Go through the entries below and collect each line with the string "printf" in it.

[[ LISTED ENTRIES open ]]

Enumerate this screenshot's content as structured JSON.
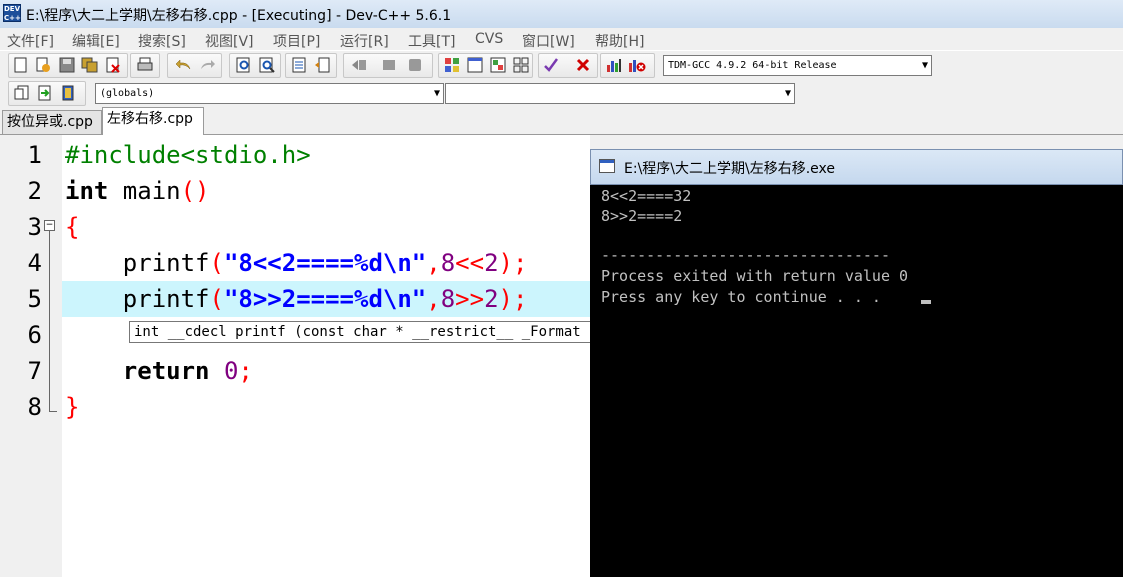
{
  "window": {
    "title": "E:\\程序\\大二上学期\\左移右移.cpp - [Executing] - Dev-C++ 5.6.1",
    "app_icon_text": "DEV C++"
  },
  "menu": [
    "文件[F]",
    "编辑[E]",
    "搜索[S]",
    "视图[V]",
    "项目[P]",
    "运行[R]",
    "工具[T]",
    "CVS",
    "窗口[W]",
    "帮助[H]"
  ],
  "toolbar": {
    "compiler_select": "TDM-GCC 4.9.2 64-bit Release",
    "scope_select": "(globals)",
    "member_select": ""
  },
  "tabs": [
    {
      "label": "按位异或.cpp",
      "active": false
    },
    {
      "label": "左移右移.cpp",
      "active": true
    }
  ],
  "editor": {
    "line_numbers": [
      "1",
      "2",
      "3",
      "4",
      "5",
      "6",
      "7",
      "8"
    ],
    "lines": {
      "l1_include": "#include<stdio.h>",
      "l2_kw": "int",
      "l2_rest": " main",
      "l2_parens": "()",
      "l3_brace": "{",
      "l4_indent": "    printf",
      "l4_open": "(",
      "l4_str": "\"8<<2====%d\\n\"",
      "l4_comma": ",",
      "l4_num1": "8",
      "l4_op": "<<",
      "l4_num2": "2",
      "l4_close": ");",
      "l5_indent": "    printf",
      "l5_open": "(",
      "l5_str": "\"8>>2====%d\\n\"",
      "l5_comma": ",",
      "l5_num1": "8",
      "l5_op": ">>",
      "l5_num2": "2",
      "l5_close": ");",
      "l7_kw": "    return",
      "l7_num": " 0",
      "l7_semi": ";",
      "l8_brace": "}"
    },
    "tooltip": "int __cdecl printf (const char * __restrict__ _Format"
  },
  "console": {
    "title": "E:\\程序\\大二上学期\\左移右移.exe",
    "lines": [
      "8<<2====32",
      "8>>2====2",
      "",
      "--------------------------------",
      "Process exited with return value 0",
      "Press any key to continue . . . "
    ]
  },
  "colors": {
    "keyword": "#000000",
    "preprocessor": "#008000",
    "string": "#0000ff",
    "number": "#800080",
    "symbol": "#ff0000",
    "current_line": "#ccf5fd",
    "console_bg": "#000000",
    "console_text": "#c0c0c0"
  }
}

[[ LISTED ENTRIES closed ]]

YOUR RESPONSE:
      "l4_indent": "    printf",
      "l5_indent": "    printf",
    "tooltip": "int __cdecl printf (const char * __restrict__ _Format"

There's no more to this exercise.